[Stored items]
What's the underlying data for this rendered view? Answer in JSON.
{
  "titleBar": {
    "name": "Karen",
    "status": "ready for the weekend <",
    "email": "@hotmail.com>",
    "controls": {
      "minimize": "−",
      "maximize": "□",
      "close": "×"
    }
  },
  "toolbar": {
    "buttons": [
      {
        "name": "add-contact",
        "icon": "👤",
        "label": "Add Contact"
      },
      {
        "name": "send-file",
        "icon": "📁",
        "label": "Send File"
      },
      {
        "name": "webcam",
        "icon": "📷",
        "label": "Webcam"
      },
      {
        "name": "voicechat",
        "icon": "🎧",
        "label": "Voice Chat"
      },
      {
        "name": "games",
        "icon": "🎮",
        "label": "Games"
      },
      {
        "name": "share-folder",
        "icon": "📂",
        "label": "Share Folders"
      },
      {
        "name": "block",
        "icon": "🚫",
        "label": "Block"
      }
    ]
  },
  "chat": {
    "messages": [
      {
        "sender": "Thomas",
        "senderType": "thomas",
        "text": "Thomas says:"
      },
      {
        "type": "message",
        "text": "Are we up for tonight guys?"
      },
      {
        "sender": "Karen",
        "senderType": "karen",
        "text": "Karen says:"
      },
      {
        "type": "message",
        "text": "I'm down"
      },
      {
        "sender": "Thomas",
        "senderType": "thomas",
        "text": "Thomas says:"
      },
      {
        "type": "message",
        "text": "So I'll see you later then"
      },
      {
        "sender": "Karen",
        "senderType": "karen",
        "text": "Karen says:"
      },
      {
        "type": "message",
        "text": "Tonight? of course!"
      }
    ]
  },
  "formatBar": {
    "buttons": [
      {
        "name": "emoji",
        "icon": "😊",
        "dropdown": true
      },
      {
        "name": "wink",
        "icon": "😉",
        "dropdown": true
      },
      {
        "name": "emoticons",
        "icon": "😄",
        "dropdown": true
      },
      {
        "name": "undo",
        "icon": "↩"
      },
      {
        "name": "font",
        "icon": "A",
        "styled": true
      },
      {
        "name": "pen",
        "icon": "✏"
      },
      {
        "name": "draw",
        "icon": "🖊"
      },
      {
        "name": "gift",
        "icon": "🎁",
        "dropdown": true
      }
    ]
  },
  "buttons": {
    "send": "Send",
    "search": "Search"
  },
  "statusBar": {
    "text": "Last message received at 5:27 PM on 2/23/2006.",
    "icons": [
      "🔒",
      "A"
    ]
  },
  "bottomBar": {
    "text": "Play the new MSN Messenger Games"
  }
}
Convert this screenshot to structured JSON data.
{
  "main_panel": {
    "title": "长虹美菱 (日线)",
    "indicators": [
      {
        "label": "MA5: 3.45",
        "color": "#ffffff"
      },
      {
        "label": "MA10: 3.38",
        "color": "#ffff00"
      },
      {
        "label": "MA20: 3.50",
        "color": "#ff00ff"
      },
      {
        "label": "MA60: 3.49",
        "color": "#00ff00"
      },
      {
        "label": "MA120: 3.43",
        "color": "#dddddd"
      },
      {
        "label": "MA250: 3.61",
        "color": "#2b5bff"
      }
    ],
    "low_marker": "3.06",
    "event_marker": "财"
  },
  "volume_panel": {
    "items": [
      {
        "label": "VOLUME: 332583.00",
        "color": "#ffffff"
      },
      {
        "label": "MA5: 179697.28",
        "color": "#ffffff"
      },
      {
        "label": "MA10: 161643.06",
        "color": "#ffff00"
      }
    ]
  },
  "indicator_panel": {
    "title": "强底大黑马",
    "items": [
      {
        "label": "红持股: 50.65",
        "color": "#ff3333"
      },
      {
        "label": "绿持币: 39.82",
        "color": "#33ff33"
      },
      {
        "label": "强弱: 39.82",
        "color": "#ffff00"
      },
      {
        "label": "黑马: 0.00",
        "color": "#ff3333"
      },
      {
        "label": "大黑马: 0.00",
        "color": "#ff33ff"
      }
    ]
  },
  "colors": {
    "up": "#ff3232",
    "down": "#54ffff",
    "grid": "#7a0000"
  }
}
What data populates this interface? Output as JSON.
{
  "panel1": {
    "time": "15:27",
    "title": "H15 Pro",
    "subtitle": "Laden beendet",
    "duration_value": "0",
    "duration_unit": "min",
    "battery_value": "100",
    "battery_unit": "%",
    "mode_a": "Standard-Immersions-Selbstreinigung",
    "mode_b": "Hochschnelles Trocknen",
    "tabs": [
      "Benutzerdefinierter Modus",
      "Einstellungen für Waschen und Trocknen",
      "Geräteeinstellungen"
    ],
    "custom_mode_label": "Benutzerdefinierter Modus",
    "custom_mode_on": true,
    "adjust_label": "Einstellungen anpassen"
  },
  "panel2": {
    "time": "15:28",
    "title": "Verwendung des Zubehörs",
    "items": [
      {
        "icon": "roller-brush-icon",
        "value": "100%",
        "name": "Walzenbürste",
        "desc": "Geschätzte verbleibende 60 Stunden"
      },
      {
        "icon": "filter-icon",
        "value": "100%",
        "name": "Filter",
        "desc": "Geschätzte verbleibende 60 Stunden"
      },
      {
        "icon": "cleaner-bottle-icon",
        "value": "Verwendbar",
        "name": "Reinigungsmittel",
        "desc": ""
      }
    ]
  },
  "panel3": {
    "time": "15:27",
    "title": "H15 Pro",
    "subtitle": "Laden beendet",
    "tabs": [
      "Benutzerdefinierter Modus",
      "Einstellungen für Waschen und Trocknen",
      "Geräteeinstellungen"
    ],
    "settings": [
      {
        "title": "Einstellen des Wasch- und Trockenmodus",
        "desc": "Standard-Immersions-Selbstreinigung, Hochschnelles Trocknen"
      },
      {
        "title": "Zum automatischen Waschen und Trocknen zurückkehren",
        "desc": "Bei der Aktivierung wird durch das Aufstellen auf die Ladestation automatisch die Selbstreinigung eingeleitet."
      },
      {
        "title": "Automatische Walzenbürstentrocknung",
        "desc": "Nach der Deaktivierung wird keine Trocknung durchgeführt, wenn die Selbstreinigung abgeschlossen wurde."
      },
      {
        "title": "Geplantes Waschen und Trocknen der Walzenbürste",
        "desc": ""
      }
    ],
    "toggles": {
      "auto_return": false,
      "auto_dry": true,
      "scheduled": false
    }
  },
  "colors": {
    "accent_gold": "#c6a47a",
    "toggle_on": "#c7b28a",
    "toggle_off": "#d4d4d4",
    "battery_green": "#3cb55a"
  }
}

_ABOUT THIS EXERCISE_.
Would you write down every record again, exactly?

_THE ANSWER_.
What's the underlying data for this rendered view? Answer in JSON.
{
  "titleBar": {
    "name": "Karen",
    "status": "ready for the weekend <",
    "email": "@hotmail.com>",
    "controls": {
      "minimize": "−",
      "maximize": "□",
      "close": "×"
    }
  },
  "toolbar": {
    "buttons": [
      {
        "name": "add-contact",
        "icon": "👤",
        "label": "Add Contact"
      },
      {
        "name": "send-file",
        "icon": "📁",
        "label": "Send File"
      },
      {
        "name": "webcam",
        "icon": "📷",
        "label": "Webcam"
      },
      {
        "name": "voicechat",
        "icon": "🎧",
        "label": "Voice Chat"
      },
      {
        "name": "games",
        "icon": "🎮",
        "label": "Games"
      },
      {
        "name": "share-folder",
        "icon": "📂",
        "label": "Share Folders"
      },
      {
        "name": "block",
        "icon": "🚫",
        "label": "Block"
      }
    ]
  },
  "chat": {
    "messages": [
      {
        "sender": "Thomas",
        "senderType": "thomas",
        "text": "Thomas says:"
      },
      {
        "type": "message",
        "text": "Are we up for tonight guys?"
      },
      {
        "sender": "Karen",
        "senderType": "karen",
        "text": "Karen says:"
      },
      {
        "type": "message",
        "text": "I'm down"
      },
      {
        "sender": "Thomas",
        "senderType": "thomas",
        "text": "Thomas says:"
      },
      {
        "type": "message",
        "text": "So I'll see you later then"
      },
      {
        "sender": "Karen",
        "senderType": "karen",
        "text": "Karen says:"
      },
      {
        "type": "message",
        "text": "Tonight? of course!"
      }
    ]
  },
  "formatBar": {
    "buttons": [
      {
        "name": "emoji",
        "icon": "😊",
        "dropdown": true
      },
      {
        "name": "wink",
        "icon": "😉",
        "dropdown": true
      },
      {
        "name": "emoticons",
        "icon": "😄",
        "dropdown": true
      },
      {
        "name": "undo",
        "icon": "↩"
      },
      {
        "name": "font",
        "icon": "A",
        "styled": true
      },
      {
        "name": "pen",
        "icon": "✏"
      },
      {
        "name": "draw",
        "icon": "🖊"
      },
      {
        "name": "gift",
        "icon": "🎁",
        "dropdown": true
      }
    ]
  },
  "buttons": {
    "send": "Send",
    "search": "Search"
  },
  "statusBar": {
    "text": "Last message received at 5:27 PM on 2/23/2006.",
    "icons": [
      "🔒",
      "A"
    ]
  },
  "bottomBar": {
    "text": "Play the new MSN Messenger Games"
  }
}
Convert this screenshot to structured JSON data.
{
  "main_panel": {
    "title": "长虹美菱 (日线)",
    "indicators": [
      {
        "label": "MA5: 3.45",
        "color": "#ffffff"
      },
      {
        "label": "MA10: 3.38",
        "color": "#ffff00"
      },
      {
        "label": "MA20: 3.50",
        "color": "#ff00ff"
      },
      {
        "label": "MA60: 3.49",
        "color": "#00ff00"
      },
      {
        "label": "MA120: 3.43",
        "color": "#dddddd"
      },
      {
        "label": "MA250: 3.61",
        "color": "#2b5bff"
      }
    ],
    "low_marker": "3.06",
    "event_marker": "财"
  },
  "volume_panel": {
    "items": [
      {
        "label": "VOLUME: 332583.00",
        "color": "#ffffff"
      },
      {
        "label": "MA5: 179697.28",
        "color": "#ffffff"
      },
      {
        "label": "MA10: 161643.06",
        "color": "#ffff00"
      }
    ]
  },
  "indicator_panel": {
    "title": "强底大黑马",
    "items": [
      {
        "label": "红持股: 50.65",
        "color": "#ff3333"
      },
      {
        "label": "绿持币: 39.82",
        "color": "#33ff33"
      },
      {
        "label": "强弱: 39.82",
        "color": "#ffff00"
      },
      {
        "label": "黑马: 0.00",
        "color": "#ff3333"
      },
      {
        "label": "大黑马: 0.00",
        "color": "#ff33ff"
      }
    ]
  },
  "colors": {
    "up": "#ff3232",
    "down": "#54ffff",
    "grid": "#7a0000"
  }
}
What data populates this interface? Output as JSON.
{
  "panel1": {
    "time": "15:27",
    "title": "H15 Pro",
    "subtitle": "Laden beendet",
    "duration_value": "0",
    "duration_unit": "min",
    "battery_value": "100",
    "battery_unit": "%",
    "mode_a": "Standard-Immersions-Selbstreinigung",
    "mode_b": "Hochschnelles Trocknen",
    "tabs": [
      "Benutzerdefinierter Modus",
      "Einstellungen für Waschen und Trocknen",
      "Geräteeinstellungen"
    ],
    "custom_mode_label": "Benutzerdefinierter Modus",
    "custom_mode_on": true,
    "adjust_label": "Einstellungen anpassen"
  },
  "panel2": {
    "time": "15:28",
    "title": "Verwendung des Zubehörs",
    "items": [
      {
        "icon": "roller-brush-icon",
        "value": "100%",
        "name": "Walzenbürste",
        "desc": "Geschätzte verbleibende 60 Stunden"
      },
      {
        "icon": "filter-icon",
        "value": "100%",
        "name": "Filter",
        "desc": "Geschätzte verbleibende 60 Stunden"
      },
      {
        "icon": "cleaner-bottle-icon",
        "value": "Verwendbar",
        "name": "Reinigungsmittel",
        "desc": ""
      }
    ]
  },
  "panel3": {
    "time": "15:27",
    "title": "H15 Pro",
    "subtitle": "Laden beendet",
    "tabs": [
      "Benutzerdefinierter Modus",
      "Einstellungen für Waschen und Trocknen",
      "Geräteeinstellungen"
    ],
    "settings": [
      {
        "title": "Einstellen des Wasch- und Trockenmodus",
        "desc": "Standard-Immersions-Selbstreinigung, Hochschnelles Trocknen"
      },
      {
        "title": "Zum automatischen Waschen und Trocknen zurückkehren",
        "desc": "Bei der Aktivierung wird durch das Aufstellen auf die Ladestation automatisch die Selbstreinigung eingeleitet."
      },
      {
        "title": "Automatische Walzenbürstentrocknung",
        "desc": "Nach der Deaktivierung wird keine Trocknung durchgeführt, wenn die Selbstreinigung abgeschlossen wurde."
      },
      {
        "title": "Geplantes Waschen und Trocknen der Walzenbürste",
        "desc": ""
      }
    ],
    "toggles": {
      "auto_return": false,
      "auto_dry": true,
      "scheduled": false
    }
  },
  "colors": {
    "accent_gold": "#c6a47a",
    "toggle_on": "#c7b28a",
    "toggle_off": "#d4d4d4",
    "battery_green": "#3cb55a"
  }
}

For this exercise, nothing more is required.